**DIRECTIONS FOR THIS TASK**.
An exact copy of all the records is the expected answer.
########
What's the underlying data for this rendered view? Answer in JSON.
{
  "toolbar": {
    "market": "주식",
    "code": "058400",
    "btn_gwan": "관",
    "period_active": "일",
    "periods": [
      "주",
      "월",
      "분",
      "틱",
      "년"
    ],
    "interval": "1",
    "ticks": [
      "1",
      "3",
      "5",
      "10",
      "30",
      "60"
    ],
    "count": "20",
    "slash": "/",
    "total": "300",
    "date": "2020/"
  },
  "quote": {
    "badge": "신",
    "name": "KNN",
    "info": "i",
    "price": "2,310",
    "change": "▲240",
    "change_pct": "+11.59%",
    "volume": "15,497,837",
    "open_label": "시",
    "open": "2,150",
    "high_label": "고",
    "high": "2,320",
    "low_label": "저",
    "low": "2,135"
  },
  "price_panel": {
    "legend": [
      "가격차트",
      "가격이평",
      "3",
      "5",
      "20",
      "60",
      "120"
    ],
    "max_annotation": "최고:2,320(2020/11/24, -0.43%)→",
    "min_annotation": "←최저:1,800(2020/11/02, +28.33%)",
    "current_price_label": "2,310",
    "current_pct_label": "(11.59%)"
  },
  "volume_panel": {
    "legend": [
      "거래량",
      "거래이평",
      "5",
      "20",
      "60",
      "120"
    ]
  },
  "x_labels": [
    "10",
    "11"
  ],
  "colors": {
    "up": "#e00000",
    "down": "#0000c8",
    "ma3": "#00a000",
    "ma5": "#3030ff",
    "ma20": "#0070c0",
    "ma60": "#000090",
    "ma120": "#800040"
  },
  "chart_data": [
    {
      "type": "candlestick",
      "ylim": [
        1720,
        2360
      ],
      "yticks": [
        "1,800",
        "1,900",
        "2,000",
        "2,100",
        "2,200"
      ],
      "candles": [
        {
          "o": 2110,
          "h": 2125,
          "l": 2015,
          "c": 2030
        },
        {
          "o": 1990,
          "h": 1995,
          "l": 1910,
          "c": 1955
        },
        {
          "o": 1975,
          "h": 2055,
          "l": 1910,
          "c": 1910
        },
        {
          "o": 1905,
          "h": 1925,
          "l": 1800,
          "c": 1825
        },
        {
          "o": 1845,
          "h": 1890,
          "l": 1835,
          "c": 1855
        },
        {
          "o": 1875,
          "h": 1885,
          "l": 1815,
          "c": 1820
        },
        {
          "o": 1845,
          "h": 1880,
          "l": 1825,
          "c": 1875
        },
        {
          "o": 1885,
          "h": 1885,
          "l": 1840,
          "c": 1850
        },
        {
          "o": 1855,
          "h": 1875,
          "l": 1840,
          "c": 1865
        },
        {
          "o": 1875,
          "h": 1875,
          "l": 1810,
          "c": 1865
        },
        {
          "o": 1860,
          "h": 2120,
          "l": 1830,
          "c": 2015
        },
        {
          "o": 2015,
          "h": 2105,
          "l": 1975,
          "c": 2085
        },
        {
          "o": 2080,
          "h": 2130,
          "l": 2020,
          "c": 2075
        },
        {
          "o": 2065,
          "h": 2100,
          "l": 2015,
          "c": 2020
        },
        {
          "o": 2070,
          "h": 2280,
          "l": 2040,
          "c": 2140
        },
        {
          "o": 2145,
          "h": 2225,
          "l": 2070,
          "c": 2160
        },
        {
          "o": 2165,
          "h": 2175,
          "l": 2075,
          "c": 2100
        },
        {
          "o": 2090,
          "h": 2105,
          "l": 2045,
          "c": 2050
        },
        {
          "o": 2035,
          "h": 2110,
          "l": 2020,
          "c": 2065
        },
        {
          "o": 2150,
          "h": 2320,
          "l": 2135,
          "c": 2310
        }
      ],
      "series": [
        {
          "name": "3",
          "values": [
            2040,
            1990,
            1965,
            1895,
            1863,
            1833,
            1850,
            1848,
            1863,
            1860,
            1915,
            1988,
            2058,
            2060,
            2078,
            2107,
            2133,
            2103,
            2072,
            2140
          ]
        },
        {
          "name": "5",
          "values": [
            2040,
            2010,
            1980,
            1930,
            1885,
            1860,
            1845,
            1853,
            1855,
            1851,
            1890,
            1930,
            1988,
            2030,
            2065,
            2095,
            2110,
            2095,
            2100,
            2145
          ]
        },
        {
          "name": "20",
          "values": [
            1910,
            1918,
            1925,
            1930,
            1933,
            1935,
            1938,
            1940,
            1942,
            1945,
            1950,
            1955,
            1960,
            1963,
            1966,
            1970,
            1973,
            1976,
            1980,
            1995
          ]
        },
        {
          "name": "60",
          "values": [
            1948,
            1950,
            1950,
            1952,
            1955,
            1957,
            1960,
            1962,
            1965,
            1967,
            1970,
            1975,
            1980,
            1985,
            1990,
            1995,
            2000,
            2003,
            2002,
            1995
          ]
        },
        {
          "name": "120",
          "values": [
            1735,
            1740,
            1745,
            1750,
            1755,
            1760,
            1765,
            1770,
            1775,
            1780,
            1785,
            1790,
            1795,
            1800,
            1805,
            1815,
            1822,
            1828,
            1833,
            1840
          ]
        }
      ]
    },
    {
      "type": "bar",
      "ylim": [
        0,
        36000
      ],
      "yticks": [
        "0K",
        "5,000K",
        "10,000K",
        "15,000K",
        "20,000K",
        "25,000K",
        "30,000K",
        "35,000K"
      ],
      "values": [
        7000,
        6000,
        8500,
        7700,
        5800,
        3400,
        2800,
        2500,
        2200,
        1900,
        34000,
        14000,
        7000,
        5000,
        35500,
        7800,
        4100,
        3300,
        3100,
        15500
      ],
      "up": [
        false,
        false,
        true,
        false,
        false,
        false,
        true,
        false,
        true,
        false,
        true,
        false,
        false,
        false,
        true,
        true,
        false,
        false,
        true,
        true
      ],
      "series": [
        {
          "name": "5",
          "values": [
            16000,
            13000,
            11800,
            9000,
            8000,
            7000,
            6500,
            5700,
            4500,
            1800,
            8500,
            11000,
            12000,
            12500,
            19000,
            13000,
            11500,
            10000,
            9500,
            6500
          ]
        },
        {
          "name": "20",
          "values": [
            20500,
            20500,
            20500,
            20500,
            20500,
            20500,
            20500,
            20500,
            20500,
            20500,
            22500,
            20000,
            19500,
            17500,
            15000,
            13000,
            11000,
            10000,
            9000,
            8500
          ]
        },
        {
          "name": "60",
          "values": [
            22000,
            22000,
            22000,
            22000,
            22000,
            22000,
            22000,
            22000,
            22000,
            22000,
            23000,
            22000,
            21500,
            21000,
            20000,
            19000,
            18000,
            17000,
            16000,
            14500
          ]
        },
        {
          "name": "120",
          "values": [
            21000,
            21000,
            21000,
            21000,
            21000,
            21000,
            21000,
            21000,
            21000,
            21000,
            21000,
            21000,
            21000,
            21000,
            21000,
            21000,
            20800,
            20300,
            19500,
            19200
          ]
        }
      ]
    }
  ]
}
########
**COMPLETED TASK**.
What's the underlying data for this rendered view? Answer in JSON.
{
  "toolbar": {
    "market": "주식",
    "code": "058400",
    "btn_gwan": "관",
    "period_active": "일",
    "periods": [
      "주",
      "월",
      "분",
      "틱",
      "년"
    ],
    "interval": "1",
    "ticks": [
      "1",
      "3",
      "5",
      "10",
      "30",
      "60"
    ],
    "count": "20",
    "slash": "/",
    "total": "300",
    "date": "2020/"
  },
  "quote": {
    "badge": "신",
    "name": "KNN",
    "info": "i",
    "price": "2,310",
    "change": "▲240",
    "change_pct": "+11.59%",
    "volume": "15,497,837",
    "open_label": "시",
    "open": "2,150",
    "high_label": "고",
    "high": "2,320",
    "low_label": "저",
    "low": "2,135"
  },
  "price_panel": {
    "legend": [
      "가격차트",
      "가격이평",
      "3",
      "5",
      "20",
      "60",
      "120"
    ],
    "max_annotation": "최고:2,320(2020/11/24, -0.43%)→",
    "min_annotation": "←최저:1,800(2020/11/02, +28.33%)",
    "current_price_label": "2,310",
    "current_pct_label": "(11.59%)"
  },
  "volume_panel": {
    "legend": [
      "거래량",
      "거래이평",
      "5",
      "20",
      "60",
      "120"
    ]
  },
  "x_labels": [
    "10",
    "11"
  ],
  "colors": {
    "up": "#e00000",
    "down": "#0000c8",
    "ma3": "#00a000",
    "ma5": "#3030ff",
    "ma20": "#0070c0",
    "ma60": "#000090",
    "ma120": "#800040"
  },
  "chart_data": [
    {
      "type": "candlestick",
      "ylim": [
        1720,
        2360
      ],
      "yticks": [
        "1,800",
        "1,900",
        "2,000",
        "2,100",
        "2,200"
      ],
      "candles": [
        {
          "o": 2110,
          "h": 2125,
          "l": 2015,
          "c": 2030
        },
        {
          "o": 1990,
          "h": 1995,
          "l": 1910,
          "c": 1955
        },
        {
          "o": 1975,
          "h": 2055,
          "l": 1910,
          "c": 1910
        },
        {
          "o": 1905,
          "h": 1925,
          "l": 1800,
          "c": 1825
        },
        {
          "o": 1845,
          "h": 1890,
          "l": 1835,
          "c": 1855
        },
        {
          "o": 1875,
          "h": 1885,
          "l": 1815,
          "c": 1820
        },
        {
          "o": 1845,
          "h": 1880,
          "l": 1825,
          "c": 1875
        },
        {
          "o": 1885,
          "h": 1885,
          "l": 1840,
          "c": 1850
        },
        {
          "o": 1855,
          "h": 1875,
          "l": 1840,
          "c": 1865
        },
        {
          "o": 1875,
          "h": 1875,
          "l": 1810,
          "c": 1865
        },
        {
          "o": 1860,
          "h": 2120,
          "l": 1830,
          "c": 2015
        },
        {
          "o": 2015,
          "h": 2105,
          "l": 1975,
          "c": 2085
        },
        {
          "o": 2080,
          "h": 2130,
          "l": 2020,
          "c": 2075
        },
        {
          "o": 2065,
          "h": 2100,
          "l": 2015,
          "c": 2020
        },
        {
          "o": 2070,
          "h": 2280,
          "l": 2040,
          "c": 2140
        },
        {
          "o": 2145,
          "h": 2225,
          "l": 2070,
          "c": 2160
        },
        {
          "o": 2165,
          "h": 2175,
          "l": 2075,
          "c": 2100
        },
        {
          "o": 2090,
          "h": 2105,
          "l": 2045,
          "c": 2050
        },
        {
          "o": 2035,
          "h": 2110,
          "l": 2020,
          "c": 2065
        },
        {
          "o": 2150,
          "h": 2320,
          "l": 2135,
          "c": 2310
        }
      ],
      "series": [
        {
          "name": "3",
          "values": [
            2040,
            1990,
            1965,
            1895,
            1863,
            1833,
            1850,
            1848,
            1863,
            1860,
            1915,
            1988,
            2058,
            2060,
            2078,
            2107,
            2133,
            2103,
            2072,
            2140
          ]
        },
        {
          "name": "5",
          "values": [
            2040,
            2010,
            1980,
            1930,
            1885,
            1860,
            1845,
            1853,
            1855,
            1851,
            1890,
            1930,
            1988,
            2030,
            2065,
            2095,
            2110,
            2095,
            2100,
            2145
          ]
        },
        {
          "name": "20",
          "values": [
            1910,
            1918,
            1925,
            1930,
            1933,
            1935,
            1938,
            1940,
            1942,
            1945,
            1950,
            1955,
            1960,
            1963,
            1966,
            1970,
            1973,
            1976,
            1980,
            1995
          ]
        },
        {
          "name": "60",
          "values": [
            1948,
            1950,
            1950,
            1952,
            1955,
            1957,
            1960,
            1962,
            1965,
            1967,
            1970,
            1975,
            1980,
            1985,
            1990,
            1995,
            2000,
            2003,
            2002,
            1995
          ]
        },
        {
          "name": "120",
          "values": [
            1735,
            1740,
            1745,
            1750,
            1755,
            1760,
            1765,
            1770,
            1775,
            1780,
            1785,
            1790,
            1795,
            1800,
            1805,
            1815,
            1822,
            1828,
            1833,
            1840
          ]
        }
      ]
    },
    {
      "type": "bar",
      "ylim": [
        0,
        36000
      ],
      "yticks": [
        "0K",
        "5,000K",
        "10,000K",
        "15,000K",
        "20,000K",
        "25,000K",
        "30,000K",
        "35,000K"
      ],
      "values": [
        7000,
        6000,
        8500,
        7700,
        5800,
        3400,
        2800,
        2500,
        2200,
        1900,
        34000,
        14000,
        7000,
        5000,
        35500,
        7800,
        4100,
        3300,
        3100,
        15500
      ],
      "up": [
        false,
        false,
        true,
        false,
        false,
        false,
        true,
        false,
        true,
        false,
        true,
        false,
        false,
        false,
        true,
        true,
        false,
        false,
        true,
        true
      ],
      "series": [
        {
          "name": "5",
          "values": [
            16000,
            13000,
            11800,
            9000,
            8000,
            7000,
            6500,
            5700,
            4500,
            1800,
            8500,
            11000,
            12000,
            12500,
            19000,
            13000,
            11500,
            10000,
            9500,
            6500
          ]
        },
        {
          "name": "20",
          "values": [
            20500,
            20500,
            20500,
            20500,
            20500,
            20500,
            20500,
            20500,
            20500,
            20500,
            22500,
            20000,
            19500,
            17500,
            15000,
            13000,
            11000,
            10000,
            9000,
            8500
          ]
        },
        {
          "name": "60",
          "values": [
            22000,
            22000,
            22000,
            22000,
            22000,
            22000,
            22000,
            22000,
            22000,
            22000,
            23000,
            22000,
            21500,
            21000,
            20000,
            19000,
            18000,
            17000,
            16000,
            14500
          ]
        },
        {
          "name": "120",
          "values": [
            21000,
            21000,
            21000,
            21000,
            21000,
            21000,
            21000,
            21000,
            21000,
            21000,
            21000,
            21000,
            21000,
            21000,
            21000,
            21000,
            20800,
            20300,
            19500,
            19200
          ]
        }
      ]
    }
  ]
}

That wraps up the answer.